If the fuse is blown, you’ll need to replace it with a new one of the same type and rating. Make sure the new fuse is compatible with your dimmer switch before installing it. Carefully insert the new fuse into place, ensuring a secure connection. Then, reassemble the dimmer switch cover, switch the circuit breaker back on, and test the dimmer switch to confirm it’s working correctly.
By following these steps, you can safely check and replace the fuses in your dimmer switch to ensure optimal functionality.
Relevant Standards and Regulations
When discussing the topic of fuses in dimmer switches, it’s important to be aware of the relevant standards and regulations that apply to electrical equipment and installations. These regulations have been established to ensure the safety, proper functioning, and efficiency of electrical systems.
One of the key standards in the UK electrical industry is BS 7671, which provides a safety framework for electrical installations. This standard aims to minimise risks, such as fires, resulting from poor or outdated wiring practices. It is widely adopted in the UK and several other countries that follow its requirements.
Another crucial document to consider is the Electrical Equipment (Safety) Regulations 2016 of Great Britain. These regulations apply to all electrical equipment designed or adapted for use between 50 and 1,000 volts (for alternating current) and 75 and 1,500 volts (for direct current). The regulations help ensure that electrical equipment, including dimmer switches, is safe for use in residential and commercial environments.
To better understand the specific safety measures related to electrical switchgear and control gear, the BS 6423 and BS 6626 codes of practice provide guidance on maintenance practices for voltages up to 1 kV and between 1 kV and 36 kV, respectively. These codes promote the safety and longevity of electrical equipment and installations.
Finally, it’s worth noting that not all dimmer switches have fuses. Older models may be more likely to include fuses, while many modern dimmer switches utilise alternative safety features. Regardless, it’s essential to ensure your dimmer switches comply with relevant safety standards and regulations to protect both the devices and their users.
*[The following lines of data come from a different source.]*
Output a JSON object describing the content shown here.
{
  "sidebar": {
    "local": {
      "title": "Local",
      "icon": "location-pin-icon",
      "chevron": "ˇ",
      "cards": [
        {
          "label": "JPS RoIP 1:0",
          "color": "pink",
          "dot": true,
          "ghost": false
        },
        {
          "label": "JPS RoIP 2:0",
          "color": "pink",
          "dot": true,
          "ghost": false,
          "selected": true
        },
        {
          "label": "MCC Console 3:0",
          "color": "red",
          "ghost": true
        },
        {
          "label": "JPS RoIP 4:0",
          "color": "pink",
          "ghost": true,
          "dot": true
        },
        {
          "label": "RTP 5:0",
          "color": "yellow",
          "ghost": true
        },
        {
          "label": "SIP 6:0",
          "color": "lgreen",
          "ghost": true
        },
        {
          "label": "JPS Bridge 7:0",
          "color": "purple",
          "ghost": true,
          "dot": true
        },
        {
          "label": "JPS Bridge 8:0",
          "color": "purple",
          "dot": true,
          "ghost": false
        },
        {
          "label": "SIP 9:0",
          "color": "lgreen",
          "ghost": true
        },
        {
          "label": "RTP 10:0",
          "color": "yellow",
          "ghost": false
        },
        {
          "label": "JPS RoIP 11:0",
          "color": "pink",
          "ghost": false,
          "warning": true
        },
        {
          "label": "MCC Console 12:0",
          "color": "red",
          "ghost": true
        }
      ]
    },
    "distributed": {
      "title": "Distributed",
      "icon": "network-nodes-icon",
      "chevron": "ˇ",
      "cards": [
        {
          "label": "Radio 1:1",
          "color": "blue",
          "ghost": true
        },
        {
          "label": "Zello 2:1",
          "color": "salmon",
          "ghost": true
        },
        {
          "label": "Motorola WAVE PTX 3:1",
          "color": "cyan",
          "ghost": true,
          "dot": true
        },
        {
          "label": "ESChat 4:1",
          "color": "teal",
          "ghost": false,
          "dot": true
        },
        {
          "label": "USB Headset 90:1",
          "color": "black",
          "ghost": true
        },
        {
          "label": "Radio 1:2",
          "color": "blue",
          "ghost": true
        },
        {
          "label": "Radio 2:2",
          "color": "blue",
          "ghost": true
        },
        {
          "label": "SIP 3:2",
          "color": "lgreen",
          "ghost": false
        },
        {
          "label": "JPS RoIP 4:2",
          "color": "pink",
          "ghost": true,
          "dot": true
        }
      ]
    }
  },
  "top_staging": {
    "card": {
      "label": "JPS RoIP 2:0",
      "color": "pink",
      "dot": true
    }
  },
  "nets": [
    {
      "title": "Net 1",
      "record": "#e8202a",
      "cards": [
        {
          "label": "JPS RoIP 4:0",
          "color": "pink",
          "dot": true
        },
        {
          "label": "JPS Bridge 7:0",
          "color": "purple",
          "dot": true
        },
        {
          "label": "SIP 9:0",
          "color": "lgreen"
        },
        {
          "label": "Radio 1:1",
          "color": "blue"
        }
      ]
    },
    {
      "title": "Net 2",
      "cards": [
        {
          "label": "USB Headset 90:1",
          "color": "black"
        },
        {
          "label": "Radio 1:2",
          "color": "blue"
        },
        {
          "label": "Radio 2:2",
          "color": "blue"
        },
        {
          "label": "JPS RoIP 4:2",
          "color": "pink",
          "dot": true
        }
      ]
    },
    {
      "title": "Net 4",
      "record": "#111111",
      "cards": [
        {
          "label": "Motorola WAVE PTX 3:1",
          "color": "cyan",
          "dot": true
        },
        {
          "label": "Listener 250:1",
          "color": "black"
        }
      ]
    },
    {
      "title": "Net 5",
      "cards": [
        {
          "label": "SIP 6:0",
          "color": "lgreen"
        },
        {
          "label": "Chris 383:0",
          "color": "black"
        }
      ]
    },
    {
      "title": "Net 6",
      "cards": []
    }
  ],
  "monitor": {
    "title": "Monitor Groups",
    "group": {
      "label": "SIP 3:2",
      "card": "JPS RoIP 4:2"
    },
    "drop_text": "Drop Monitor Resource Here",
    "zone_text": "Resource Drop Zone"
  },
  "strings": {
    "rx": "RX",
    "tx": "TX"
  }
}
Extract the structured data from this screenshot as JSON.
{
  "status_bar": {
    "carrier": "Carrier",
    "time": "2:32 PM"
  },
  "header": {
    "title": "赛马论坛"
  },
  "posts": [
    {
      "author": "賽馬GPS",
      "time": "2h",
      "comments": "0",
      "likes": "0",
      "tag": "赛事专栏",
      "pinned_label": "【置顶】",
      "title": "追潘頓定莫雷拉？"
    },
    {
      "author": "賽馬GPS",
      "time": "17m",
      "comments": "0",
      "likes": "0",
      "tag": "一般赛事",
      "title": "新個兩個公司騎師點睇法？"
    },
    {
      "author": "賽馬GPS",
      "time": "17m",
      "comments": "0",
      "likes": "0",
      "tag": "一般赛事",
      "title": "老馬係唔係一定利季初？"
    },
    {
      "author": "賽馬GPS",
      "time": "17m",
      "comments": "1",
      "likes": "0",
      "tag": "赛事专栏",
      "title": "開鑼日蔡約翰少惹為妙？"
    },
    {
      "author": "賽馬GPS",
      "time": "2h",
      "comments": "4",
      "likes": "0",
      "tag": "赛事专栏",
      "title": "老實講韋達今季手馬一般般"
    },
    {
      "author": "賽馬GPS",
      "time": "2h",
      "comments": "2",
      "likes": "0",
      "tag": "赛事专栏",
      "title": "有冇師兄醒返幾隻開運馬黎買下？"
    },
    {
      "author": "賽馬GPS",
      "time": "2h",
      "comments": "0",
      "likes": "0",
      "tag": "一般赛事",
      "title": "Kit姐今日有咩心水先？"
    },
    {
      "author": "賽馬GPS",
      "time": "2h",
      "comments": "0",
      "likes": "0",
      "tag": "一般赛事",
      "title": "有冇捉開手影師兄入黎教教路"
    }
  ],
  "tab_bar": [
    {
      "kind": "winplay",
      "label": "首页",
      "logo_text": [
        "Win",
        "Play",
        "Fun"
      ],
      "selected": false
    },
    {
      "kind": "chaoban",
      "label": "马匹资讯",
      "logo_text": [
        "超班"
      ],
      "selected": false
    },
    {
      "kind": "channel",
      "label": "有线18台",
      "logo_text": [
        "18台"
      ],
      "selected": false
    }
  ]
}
Remember to always consult a qualified electrician or professional when dealing with electrical components and installations to ensure compliance with the applicable codes and regulations.
FAQs on Fuses and Dimmer Switches
Can a Blown Fuse Impact Dimmer Functionality
Yes, a blown fuse can impact the functionality of a dimmer switch, but only if your dimmer switch has a fuse. Not all dimmer switches have fuses, but for those that do, a blown fuse would interrupt the flow of electricity and prevent the dimmer switch from functioning correctly. If you suspect a faulty fuse, it’s important to check and replace it if necessary.
Do All Dimmer Switches Have Fuses
No, not all dimmer switches have fuses. Some older models of dimmer switches might have fuses to protect them. However, many modern dimmer switches do not use fuses anymore as they have other safety measures in place. Instead, they use advanced circuitry and components to ensure safe operation without needing a traditional fuse.
Safety Measures When Handling Dimmer Fuses
When dealing with fuses and dimmer switches, it’s vital to keep safety in mind. Here are a few safety measures you should follow:
- Always turn off the electricity at the fuse box before touching any wiring, light fittings, or switches.
- Use a voltage tester to double-check that there is no live electricity flowing to the area you’re working on.
- Wear protective gloves and safety goggles to minimise the risk of injury.
- If you’re not confident in working with electrical components, consider hiring a professional electrician to address the issue.
Remember that it’s important to exercise caution when working with electrical components, such as dimmer switches and fuses. Ensure you have a proper understanding of the procedures and safety measures before attempting any repairs or modifications.